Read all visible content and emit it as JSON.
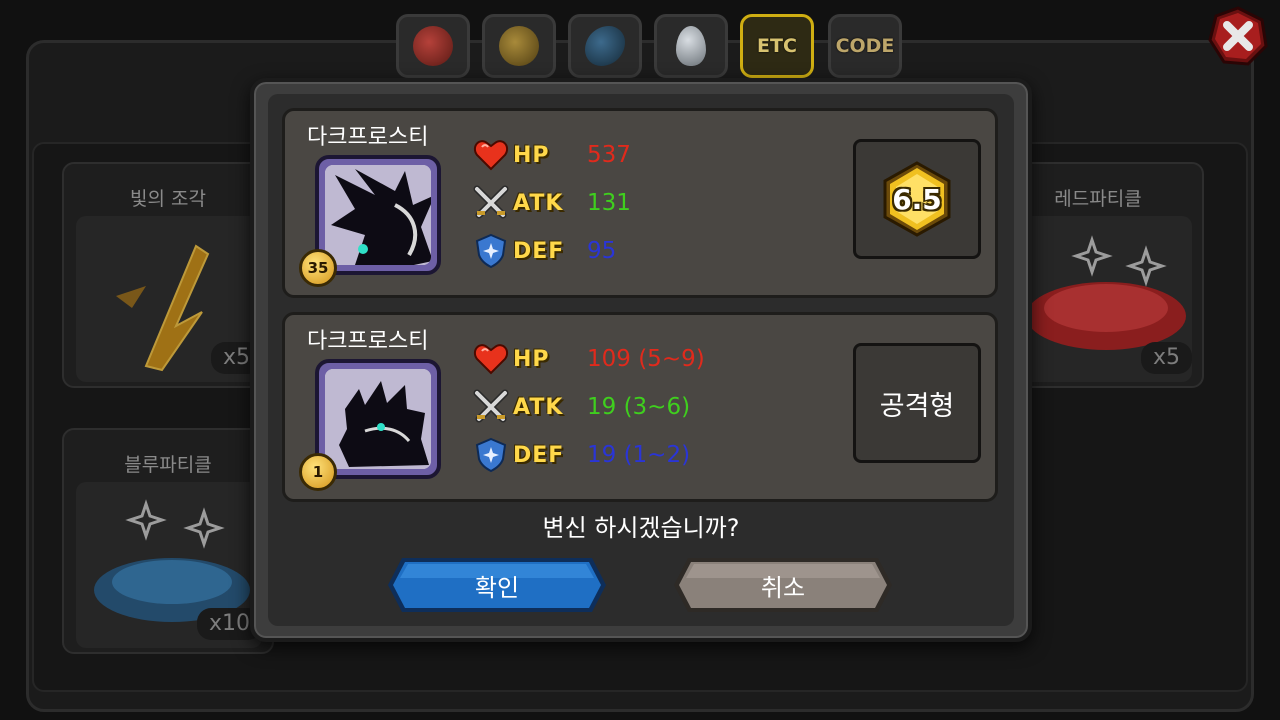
{
  "tabs": [
    {
      "kind": "fruit-icon"
    },
    {
      "kind": "cookie-icon"
    },
    {
      "kind": "feather-icon"
    },
    {
      "kind": "egg-icon"
    },
    {
      "label": "ETC",
      "active": true
    },
    {
      "label": "CODE",
      "active": false
    }
  ],
  "background_items": [
    {
      "title": "빛의 조각",
      "count": "x5"
    },
    {
      "title": "레드파티클",
      "count": "x5"
    },
    {
      "title": "블루파티클",
      "count": "x10"
    }
  ],
  "current_pet": {
    "name": "다크프로스티",
    "level": "35",
    "hp_label": "HP",
    "hp": "537",
    "atk_label": "ATK",
    "atk": "131",
    "def_label": "DEF",
    "def": "95",
    "grade": "6.5"
  },
  "new_pet": {
    "name": "다크프로스티",
    "level": "1",
    "hp_label": "HP",
    "hp": "109 (5~9)",
    "atk_label": "ATK",
    "atk": "19 (3~6)",
    "def_label": "DEF",
    "def": "19 (1~2)",
    "type": "공격형"
  },
  "question": "변신 하시겠습니까?",
  "confirm_label": "확인",
  "cancel_label": "취소",
  "colors": {
    "hp": "#e02a1c",
    "atk": "#3fcf1e",
    "def": "#2a35d6",
    "confirm": "#1f6fc4",
    "cancel": "#8a817a"
  }
}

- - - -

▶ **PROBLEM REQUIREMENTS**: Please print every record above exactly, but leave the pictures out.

▶ **WRITTEN ANSWER**:
Read all visible content and emit it as JSON.
{
  "tabs": [
    {
      "kind": "fruit-icon"
    },
    {
      "kind": "cookie-icon"
    },
    {
      "kind": "feather-icon"
    },
    {
      "kind": "egg-icon"
    },
    {
      "label": "ETC",
      "active": true
    },
    {
      "label": "CODE",
      "active": false
    }
  ],
  "background_items": [
    {
      "title": "빛의 조각",
      "count": "x5"
    },
    {
      "title": "레드파티클",
      "count": "x5"
    },
    {
      "title": "블루파티클",
      "count": "x10"
    }
  ],
  "current_pet": {
    "name": "다크프로스티",
    "level": "35",
    "hp_label": "HP",
    "hp": "537",
    "atk_label": "ATK",
    "atk": "131",
    "def_label": "DEF",
    "def": "95",
    "grade": "6.5"
  },
  "new_pet": {
    "name": "다크프로스티",
    "level": "1",
    "hp_label": "HP",
    "hp": "109 (5~9)",
    "atk_label": "ATK",
    "atk": "19 (3~6)",
    "def_label": "DEF",
    "def": "19 (1~2)",
    "type": "공격형"
  },
  "question": "변신 하시겠습니까?",
  "confirm_label": "확인",
  "cancel_label": "취소",
  "colors": {
    "hp": "#e02a1c",
    "atk": "#3fcf1e",
    "def": "#2a35d6",
    "confirm": "#1f6fc4",
    "cancel": "#8a817a"
  }
}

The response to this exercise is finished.